Some of the most basic questions relating to the Euler and Navier-Stokes equations for the motion of a 3D incompressible fluid are still open. There is a strong belief that answers to these questions cannot be obtained without creative use of geometric/Lagrangian and measure-theoretic/probabilistic tools. This is the purpose of the present workshop. It will bring together two communities – mathematicians and physicists/numericists – and will establish a common language that allows them to work together on these questions.

On the mathematical side, the emphasis will be on geometrical and statistical/stochastic methods to tackle both continuous and discrete versions of hydrodynamics.
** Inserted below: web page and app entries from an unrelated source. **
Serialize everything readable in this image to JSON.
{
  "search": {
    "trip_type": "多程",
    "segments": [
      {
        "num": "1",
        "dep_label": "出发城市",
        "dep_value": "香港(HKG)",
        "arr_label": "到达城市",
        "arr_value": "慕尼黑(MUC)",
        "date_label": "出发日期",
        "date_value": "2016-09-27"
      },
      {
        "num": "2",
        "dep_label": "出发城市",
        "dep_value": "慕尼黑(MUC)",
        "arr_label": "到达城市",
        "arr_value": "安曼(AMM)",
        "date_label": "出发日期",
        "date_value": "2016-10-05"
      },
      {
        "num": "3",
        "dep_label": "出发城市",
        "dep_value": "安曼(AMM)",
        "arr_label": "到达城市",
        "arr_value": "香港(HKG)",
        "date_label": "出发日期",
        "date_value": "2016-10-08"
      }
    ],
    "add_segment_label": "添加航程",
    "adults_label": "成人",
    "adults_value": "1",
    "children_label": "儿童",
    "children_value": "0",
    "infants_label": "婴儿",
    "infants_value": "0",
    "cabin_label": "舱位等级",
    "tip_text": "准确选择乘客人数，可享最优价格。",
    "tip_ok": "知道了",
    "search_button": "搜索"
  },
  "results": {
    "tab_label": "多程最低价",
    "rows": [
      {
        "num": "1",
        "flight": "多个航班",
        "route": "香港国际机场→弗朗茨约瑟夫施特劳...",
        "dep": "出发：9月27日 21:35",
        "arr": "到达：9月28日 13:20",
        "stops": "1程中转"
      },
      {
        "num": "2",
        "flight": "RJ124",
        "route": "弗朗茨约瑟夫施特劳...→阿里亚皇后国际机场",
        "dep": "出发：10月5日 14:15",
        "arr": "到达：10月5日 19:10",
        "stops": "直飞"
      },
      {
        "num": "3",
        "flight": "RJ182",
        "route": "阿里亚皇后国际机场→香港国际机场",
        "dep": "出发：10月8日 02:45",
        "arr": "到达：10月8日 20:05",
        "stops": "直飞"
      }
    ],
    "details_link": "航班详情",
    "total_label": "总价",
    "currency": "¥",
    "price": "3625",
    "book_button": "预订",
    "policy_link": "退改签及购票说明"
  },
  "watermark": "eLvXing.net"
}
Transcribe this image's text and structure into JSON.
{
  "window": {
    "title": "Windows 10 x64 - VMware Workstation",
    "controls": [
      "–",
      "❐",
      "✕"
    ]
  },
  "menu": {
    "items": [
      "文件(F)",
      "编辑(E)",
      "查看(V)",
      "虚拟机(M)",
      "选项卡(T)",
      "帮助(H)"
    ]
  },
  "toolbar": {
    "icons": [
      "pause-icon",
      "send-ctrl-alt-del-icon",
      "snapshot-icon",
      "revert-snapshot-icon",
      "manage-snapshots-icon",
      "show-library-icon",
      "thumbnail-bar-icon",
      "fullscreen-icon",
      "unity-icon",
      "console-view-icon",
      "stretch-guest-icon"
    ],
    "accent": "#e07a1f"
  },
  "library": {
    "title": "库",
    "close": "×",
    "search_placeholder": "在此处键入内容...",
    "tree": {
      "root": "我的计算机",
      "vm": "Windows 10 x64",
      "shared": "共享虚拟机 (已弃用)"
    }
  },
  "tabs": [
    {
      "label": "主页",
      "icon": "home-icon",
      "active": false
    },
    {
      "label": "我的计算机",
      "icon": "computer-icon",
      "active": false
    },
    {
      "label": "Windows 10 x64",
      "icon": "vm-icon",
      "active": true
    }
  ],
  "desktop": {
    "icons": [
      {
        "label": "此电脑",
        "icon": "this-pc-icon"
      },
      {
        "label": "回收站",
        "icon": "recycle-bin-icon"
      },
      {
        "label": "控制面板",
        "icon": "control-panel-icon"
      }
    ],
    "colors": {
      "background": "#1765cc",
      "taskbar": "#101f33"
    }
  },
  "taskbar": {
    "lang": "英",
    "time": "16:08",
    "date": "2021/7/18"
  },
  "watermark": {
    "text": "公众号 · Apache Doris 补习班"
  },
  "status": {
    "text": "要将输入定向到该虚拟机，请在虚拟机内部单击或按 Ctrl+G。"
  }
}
On the physical and computational side, the novelty is, to a large extent, the realization that Lagrangian methods – where one follows fluid particles – give us much more geometric and dynamic insight than, so-called, Eulerian ones.

In recent years there has been a strong renewal of interest in the Lagrangian description of flows. It was shown that the Cauchy invariants can be used to develop highly efficient Cauchy-Lagrangian numerical schemes for the Euler equation with or without boundaries. Such schemes completely bypass the usual Courant-Friedrichs-Lewy condition on the size of time steps and thus can be orders of magnitude faster than Eulerian methods.

Turbulent flow, in the limit of large Reynolds numbers, may be viewed as weak dissipative solutions of the Euler equations. There has been much progress recently regarding the Eulerian description of such flow.

There has been an important recent development in the theory of stochastic PDEs with highly singular forcing and thus very rough paths, such as the Kardar-Parisi-Zhang (KPZ) problem. It is of considerable interest to try to apply such ideas to genuine hydrodynamical problems.

Revisiting the mathematical foundations of fluid evolution models. For example, a fundamental geometrical and measure-theoretical question can now be addressed: what is the structure of arbitrary large compositions of arbitrary small action incompressible (measure-preserving) motions without any further regularity assumptions?

This workshop is also associated with the program: Geometrical and statistical fluid dynamics.

Workshop Application Deadline: July 11, 2017 (or when event is at maximum capacity). Applicants will be contacted soon after this date.

Apply to a Workshop Now ]]>